**Records from a data source:**
^^^^^^^^^^^^^^^^
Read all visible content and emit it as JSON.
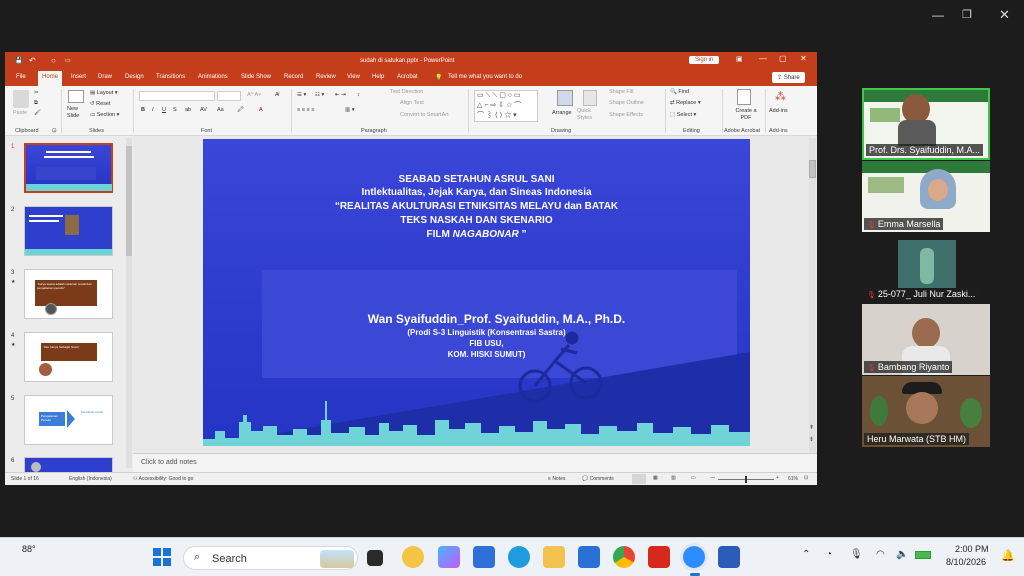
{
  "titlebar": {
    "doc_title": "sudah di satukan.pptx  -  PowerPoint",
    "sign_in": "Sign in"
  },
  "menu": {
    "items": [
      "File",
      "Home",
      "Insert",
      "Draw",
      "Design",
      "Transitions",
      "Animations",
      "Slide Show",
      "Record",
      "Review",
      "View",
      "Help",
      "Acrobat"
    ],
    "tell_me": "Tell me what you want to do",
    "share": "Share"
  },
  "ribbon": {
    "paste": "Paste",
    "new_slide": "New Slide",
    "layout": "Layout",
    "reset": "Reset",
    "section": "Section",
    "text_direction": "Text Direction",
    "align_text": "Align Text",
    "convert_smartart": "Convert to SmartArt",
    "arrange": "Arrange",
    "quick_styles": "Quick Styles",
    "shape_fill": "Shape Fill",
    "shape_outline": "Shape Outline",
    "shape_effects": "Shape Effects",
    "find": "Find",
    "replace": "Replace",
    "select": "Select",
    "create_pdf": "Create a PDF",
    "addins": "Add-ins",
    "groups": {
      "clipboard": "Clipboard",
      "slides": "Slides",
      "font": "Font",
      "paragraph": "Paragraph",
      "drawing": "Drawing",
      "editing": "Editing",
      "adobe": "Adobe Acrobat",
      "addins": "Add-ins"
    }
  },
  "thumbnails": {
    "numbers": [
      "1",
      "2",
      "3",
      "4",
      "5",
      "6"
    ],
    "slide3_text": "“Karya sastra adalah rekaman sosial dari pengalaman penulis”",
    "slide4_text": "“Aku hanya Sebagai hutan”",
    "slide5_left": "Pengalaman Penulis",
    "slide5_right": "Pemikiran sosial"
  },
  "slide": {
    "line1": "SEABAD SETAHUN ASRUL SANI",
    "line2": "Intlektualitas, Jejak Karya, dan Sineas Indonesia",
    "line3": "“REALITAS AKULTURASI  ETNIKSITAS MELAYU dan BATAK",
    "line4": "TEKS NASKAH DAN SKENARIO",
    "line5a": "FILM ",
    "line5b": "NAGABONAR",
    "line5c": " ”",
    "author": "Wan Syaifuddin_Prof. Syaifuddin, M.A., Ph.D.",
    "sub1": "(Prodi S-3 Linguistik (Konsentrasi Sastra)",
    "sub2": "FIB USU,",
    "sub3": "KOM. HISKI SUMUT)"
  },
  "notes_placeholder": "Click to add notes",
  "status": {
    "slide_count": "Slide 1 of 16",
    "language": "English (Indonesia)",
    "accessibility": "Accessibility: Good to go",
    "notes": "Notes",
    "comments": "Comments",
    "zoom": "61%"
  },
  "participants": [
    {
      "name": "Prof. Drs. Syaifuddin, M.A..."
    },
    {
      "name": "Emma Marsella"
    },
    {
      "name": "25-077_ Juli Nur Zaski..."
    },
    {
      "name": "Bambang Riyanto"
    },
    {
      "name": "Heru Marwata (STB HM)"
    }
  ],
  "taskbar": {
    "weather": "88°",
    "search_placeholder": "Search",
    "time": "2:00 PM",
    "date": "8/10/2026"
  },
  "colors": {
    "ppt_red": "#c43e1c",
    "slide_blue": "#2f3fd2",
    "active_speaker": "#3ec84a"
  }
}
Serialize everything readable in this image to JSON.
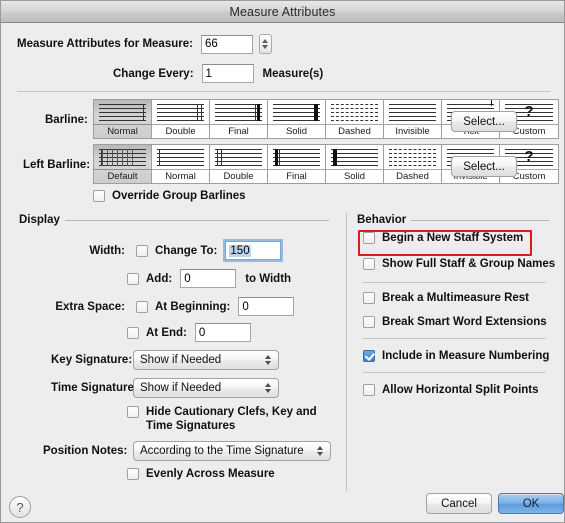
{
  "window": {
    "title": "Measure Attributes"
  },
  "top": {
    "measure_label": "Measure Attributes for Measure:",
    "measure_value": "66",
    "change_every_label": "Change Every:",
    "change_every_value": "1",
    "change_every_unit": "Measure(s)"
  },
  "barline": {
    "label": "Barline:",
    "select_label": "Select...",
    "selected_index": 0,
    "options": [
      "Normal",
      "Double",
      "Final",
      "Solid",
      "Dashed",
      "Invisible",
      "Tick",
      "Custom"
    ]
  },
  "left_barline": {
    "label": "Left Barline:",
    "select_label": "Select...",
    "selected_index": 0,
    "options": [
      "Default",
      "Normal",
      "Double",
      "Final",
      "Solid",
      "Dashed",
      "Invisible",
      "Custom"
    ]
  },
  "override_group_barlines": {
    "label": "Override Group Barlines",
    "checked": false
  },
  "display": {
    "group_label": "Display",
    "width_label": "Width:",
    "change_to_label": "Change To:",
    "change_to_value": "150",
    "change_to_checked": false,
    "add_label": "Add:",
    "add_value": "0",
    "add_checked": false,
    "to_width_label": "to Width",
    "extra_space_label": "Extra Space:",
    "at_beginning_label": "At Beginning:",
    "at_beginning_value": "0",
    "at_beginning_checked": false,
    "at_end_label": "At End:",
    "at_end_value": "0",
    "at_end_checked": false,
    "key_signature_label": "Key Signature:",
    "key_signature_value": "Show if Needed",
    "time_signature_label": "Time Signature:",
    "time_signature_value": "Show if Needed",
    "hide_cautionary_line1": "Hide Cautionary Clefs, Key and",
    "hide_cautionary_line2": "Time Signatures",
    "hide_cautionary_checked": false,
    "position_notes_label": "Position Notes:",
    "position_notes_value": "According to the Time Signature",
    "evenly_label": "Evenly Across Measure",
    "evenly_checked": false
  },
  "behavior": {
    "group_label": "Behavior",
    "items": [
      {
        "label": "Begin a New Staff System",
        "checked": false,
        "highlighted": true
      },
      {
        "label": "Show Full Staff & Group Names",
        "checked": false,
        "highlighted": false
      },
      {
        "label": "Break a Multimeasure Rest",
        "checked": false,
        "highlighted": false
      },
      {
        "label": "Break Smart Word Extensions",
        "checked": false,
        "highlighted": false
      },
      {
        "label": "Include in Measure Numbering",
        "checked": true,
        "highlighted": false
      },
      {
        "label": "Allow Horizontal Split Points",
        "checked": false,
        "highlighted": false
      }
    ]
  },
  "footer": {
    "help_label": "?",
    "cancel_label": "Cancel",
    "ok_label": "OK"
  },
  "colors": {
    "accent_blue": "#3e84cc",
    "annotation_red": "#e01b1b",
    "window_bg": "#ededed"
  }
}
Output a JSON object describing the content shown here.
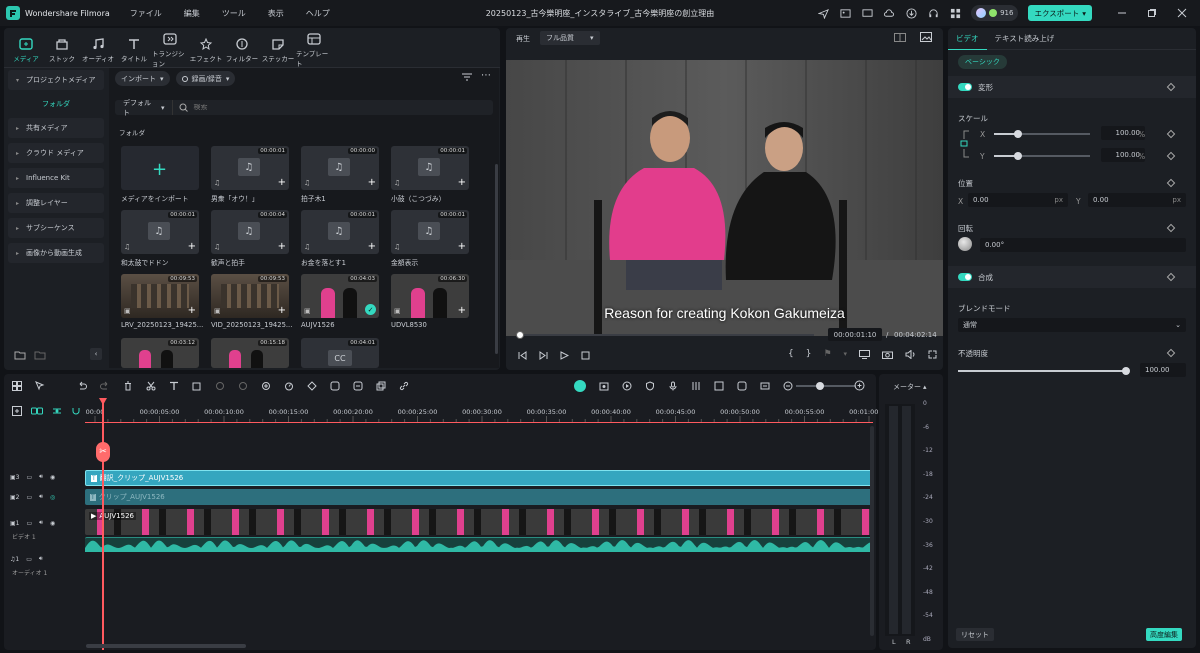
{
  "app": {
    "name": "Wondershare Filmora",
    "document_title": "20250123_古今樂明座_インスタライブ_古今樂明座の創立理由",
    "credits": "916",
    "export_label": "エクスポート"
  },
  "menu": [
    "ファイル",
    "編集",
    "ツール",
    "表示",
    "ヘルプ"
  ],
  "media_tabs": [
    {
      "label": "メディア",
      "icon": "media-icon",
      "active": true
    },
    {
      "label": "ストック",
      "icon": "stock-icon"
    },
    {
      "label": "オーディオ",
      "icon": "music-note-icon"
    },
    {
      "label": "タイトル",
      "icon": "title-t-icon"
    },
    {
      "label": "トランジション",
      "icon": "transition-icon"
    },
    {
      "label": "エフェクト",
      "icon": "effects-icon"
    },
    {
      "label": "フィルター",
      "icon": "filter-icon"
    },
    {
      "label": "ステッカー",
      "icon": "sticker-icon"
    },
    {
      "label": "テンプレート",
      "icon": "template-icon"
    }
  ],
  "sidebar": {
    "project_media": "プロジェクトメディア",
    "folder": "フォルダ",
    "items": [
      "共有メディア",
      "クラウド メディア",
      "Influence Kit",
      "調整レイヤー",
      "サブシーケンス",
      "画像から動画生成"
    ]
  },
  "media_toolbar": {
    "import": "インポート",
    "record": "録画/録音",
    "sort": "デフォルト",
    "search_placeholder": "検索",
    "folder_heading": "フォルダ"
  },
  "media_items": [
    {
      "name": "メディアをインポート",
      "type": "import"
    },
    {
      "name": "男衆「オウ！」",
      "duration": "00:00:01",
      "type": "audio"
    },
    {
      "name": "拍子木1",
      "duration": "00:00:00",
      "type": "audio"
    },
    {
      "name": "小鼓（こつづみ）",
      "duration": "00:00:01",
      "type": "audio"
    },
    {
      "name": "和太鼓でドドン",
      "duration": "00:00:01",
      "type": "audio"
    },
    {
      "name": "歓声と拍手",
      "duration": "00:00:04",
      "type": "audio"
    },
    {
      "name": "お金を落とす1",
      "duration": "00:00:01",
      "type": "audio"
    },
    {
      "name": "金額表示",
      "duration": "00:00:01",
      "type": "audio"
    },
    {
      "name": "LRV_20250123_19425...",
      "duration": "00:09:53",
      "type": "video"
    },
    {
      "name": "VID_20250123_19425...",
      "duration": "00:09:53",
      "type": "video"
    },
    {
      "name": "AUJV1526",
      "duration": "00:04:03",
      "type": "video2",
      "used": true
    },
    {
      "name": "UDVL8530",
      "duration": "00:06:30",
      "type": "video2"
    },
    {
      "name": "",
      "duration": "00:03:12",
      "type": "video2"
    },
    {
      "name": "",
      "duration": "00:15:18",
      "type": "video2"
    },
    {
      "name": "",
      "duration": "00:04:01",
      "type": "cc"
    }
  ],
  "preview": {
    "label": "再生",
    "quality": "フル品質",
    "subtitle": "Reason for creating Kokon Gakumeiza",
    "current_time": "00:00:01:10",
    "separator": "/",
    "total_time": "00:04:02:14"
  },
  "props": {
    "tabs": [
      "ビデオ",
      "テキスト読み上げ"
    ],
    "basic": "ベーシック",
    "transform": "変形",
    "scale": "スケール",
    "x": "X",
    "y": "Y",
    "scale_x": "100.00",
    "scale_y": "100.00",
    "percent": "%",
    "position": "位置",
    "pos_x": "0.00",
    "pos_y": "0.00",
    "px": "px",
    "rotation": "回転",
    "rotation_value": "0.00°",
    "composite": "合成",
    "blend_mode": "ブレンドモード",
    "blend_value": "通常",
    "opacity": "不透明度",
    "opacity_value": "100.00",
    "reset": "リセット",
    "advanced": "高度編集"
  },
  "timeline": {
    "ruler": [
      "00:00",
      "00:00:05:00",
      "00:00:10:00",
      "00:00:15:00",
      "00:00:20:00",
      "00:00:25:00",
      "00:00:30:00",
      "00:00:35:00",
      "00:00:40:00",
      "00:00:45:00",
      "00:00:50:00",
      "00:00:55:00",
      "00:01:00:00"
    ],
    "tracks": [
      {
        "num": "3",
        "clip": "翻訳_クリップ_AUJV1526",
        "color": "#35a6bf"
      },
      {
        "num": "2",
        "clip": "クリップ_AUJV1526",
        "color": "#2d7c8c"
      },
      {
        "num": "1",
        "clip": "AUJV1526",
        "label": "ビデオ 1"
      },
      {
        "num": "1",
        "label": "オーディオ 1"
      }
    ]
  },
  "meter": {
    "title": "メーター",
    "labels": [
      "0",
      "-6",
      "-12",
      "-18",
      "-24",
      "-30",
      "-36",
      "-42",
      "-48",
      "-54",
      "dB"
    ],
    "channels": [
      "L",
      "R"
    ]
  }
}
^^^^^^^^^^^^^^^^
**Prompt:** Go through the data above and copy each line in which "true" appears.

**Answer:**
        "highlighted": true
        "checked": true,
      "active": true
      "used": true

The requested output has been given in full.